Users can collaborate, share files while working in multiple locations by scanning images directly to the cloud, says the company
Document management company Xerox introduces a new document scanner DocuMate 3125 that converts paper documents, plastic cards and forms into searchable digital files that can be securely saved to a computer or in the cloud.
The company said users can collaborate and share files while working in multiple locations by scanning images directly to the cloud.
The Xerox DocuMate 3125 scans up to 25 pages per minute (ppm), 44 images per minute (ipm) in duplex mode; includes a 50-page automatic document feeder (ADF) that accepts various-sized items from business cards to A4 documents.
It also includes double feed detection (DFD) technology that notifyies the user if more than one page is scanned at a time and prevents unexpected dropped pages due to forgotten staples or adhesives and includes Visioneer OneTouch, a software utility to make scanning from the unit’s front panel easy and flexible with the touch of a button.
The new scanner includes the Visioneer CONNECT for Visioneer OneTouch that enables users to scan and upload paper documents to popular cloud destinations with the touch of one button.
The DocuMate 3125 includes bundled software that improves information accessibility, management and collaboration by protecting sensitive information such as contracts & pricing, agreements and human resources employee files, streamlining expense report and receipt submissions and increasing security and control of paper document and ID card capture for Healthcare applications.
The software bundle includes Visioneer Acuity to provide advanced image enhancement and Visioneer DriverPLUS to enable integration with user operating system and applications.

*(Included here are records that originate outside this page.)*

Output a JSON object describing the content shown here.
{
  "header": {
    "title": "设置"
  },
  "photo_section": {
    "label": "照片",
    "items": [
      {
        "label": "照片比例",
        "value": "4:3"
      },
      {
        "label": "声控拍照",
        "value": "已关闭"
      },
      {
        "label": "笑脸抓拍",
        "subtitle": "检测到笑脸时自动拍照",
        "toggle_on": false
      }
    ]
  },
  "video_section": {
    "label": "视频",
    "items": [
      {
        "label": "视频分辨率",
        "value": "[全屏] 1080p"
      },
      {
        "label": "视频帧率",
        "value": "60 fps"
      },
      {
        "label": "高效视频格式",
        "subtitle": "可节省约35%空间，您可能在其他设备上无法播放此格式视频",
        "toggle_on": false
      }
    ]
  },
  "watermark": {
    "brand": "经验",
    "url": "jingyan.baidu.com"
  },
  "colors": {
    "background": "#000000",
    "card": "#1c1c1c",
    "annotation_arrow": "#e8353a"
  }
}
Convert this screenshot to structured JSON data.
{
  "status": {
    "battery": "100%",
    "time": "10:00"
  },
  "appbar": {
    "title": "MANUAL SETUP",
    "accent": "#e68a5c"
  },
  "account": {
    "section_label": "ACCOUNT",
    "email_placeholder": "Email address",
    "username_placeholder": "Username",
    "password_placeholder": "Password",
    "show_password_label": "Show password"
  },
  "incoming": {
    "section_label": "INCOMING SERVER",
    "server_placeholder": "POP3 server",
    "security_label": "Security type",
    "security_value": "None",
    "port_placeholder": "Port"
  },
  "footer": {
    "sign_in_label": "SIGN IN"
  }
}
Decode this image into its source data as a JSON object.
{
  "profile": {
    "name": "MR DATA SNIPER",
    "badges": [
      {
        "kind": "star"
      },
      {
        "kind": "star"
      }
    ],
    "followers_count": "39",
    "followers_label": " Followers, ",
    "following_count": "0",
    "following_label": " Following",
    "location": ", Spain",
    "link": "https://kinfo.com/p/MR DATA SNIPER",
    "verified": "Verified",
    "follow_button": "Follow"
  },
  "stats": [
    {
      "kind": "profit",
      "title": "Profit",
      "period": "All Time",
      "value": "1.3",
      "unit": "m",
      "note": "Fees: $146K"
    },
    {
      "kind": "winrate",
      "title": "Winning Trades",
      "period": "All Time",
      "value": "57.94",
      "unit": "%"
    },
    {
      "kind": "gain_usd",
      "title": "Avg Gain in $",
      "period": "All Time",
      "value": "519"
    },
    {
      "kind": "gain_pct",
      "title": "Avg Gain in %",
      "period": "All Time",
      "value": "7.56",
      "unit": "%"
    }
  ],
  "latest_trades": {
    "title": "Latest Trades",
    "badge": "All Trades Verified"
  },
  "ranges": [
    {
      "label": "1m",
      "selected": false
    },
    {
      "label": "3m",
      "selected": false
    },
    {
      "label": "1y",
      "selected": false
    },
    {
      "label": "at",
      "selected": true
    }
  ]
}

Visioneer Marketing vice-president John Capurso said the new Xerox DocuMate 3125 was designed to meet corporate compliance requirements, streamline workflow and improve overall office productivity.
"It is an extremely affordable solution for organizations looking for ways to constantly improve the efficiency and effectiveness of their operations," said Capurso.